: Father Andrew Greeley, Catholic priest and author, takes on Mel Gibson’s Passion in an eloquent column:
‘The Passion of the Christ” is a celebration of the bloody suffering of Jesus, a fundamentalist interpretation by a man who rejects the Vatican Council. It is not, contrary to claims, a literal interpretation of St. John’s Gospel but is based on the ”revelations” of a 19th century mystic. It is a film about torture, legitimated because it is the torture of Jesus. ”Passion” is a glorification of sado-masochism….
Gibson showed his hand in his interview with Diane Sawyer when he said that because the gates of heaven were closed by the sin of our first parents, Jesus had to suffer to open them again. This metaphor, which my generation heard often in grammar school, is a poor adaptation of the teaching of St. Anselm, who proposed that the suffering of Jesus paid the blood price to satisfy God and free us from our sins. Anselm’s theology is not Catholic faith. It has caused a lot of misunderstanding among Catholics who absorbed it in their youth.
One may wonder what kind of God it would be who would demand such a price from his beloved son. Is this the same kind of implacably forgiving God whom Jesus preached about in his life?
We all must suffer; we all must die. Death, no matter how brief or how protracted, is horrible. Do those who die after a prolonged battle with cancer die any less horribly than Jesus? What does his death say to all of us who must die? One will watch ”The Passion of the Christ” in vain for any hint of an answer to that question.
The lesson of Good Friday, properly understood, is that God suffers with us. Like every good parent, he suffers when his children suffer. When Jesus hung on the cross, God (the person was the Second Person of the Trinity) made common cause with the Iraqi peasant shot in the back and tossed into the pit to be consumed by fire. God cannot prevent our sufferings, but he suffers with us.

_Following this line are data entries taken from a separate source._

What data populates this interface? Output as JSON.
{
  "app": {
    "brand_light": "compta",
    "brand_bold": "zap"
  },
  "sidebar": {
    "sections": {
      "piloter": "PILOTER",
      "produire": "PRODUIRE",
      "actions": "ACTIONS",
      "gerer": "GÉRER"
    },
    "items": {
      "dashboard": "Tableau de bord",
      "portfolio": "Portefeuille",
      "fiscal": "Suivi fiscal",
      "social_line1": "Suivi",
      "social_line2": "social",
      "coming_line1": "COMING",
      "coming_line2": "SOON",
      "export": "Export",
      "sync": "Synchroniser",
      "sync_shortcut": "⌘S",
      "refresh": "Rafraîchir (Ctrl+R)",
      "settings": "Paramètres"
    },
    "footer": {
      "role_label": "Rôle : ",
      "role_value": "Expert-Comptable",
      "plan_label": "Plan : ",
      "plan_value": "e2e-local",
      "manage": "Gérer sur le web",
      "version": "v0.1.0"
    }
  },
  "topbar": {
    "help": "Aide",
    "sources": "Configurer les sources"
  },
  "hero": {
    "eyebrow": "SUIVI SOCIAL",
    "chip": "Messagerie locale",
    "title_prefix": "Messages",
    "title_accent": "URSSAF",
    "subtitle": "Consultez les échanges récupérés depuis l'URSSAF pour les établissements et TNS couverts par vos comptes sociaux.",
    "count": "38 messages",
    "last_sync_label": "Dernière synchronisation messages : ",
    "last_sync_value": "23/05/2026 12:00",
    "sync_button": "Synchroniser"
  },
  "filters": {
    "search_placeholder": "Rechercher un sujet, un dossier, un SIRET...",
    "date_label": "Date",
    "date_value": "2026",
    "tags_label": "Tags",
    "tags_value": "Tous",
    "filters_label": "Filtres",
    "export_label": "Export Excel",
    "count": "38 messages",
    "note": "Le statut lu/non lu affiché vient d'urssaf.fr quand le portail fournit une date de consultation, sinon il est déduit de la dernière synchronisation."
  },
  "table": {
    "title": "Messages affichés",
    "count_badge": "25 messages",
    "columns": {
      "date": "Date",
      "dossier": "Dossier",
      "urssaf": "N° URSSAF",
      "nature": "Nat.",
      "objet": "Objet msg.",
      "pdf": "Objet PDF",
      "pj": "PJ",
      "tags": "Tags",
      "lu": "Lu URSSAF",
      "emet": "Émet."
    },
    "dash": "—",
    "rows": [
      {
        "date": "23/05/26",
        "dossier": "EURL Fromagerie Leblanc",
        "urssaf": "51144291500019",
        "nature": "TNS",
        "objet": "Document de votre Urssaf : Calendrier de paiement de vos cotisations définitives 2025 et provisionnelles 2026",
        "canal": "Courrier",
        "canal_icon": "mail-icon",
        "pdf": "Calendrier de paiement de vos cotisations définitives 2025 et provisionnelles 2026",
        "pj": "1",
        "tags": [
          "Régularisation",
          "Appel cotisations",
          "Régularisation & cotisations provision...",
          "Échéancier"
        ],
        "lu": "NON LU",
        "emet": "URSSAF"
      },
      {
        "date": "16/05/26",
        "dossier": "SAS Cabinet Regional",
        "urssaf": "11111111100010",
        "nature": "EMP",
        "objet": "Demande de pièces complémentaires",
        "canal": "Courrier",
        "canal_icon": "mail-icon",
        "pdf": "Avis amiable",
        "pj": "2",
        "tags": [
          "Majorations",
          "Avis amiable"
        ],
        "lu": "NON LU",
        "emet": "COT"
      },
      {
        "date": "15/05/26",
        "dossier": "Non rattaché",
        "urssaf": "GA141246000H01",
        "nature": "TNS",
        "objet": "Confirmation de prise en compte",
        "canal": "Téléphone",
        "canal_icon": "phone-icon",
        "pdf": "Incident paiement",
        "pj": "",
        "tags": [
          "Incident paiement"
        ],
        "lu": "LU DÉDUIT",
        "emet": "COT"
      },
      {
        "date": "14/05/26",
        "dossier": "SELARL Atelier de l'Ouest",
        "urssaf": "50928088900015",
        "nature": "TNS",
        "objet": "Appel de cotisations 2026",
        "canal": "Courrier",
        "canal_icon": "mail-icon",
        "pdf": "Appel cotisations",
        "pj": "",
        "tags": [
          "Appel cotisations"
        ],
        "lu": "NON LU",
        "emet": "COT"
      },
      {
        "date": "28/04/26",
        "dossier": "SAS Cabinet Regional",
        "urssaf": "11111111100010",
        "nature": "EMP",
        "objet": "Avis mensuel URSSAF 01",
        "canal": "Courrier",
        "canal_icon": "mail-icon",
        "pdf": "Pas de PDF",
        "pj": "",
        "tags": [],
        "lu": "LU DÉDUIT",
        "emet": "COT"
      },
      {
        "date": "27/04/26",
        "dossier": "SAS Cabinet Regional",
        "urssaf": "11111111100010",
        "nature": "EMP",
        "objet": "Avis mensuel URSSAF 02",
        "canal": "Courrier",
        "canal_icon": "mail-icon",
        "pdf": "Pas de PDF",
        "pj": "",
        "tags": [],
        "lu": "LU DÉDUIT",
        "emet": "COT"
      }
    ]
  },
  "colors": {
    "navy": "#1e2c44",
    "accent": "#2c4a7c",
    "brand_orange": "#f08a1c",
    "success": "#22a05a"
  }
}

: I also happened upon an eloquent blog post on Passion by Debra Gallant, the NY Times NJ columnist (and blogger):
One day, when I was a kid, I was walking in my neighborhood in Northern Virginia, and some kid, who I didn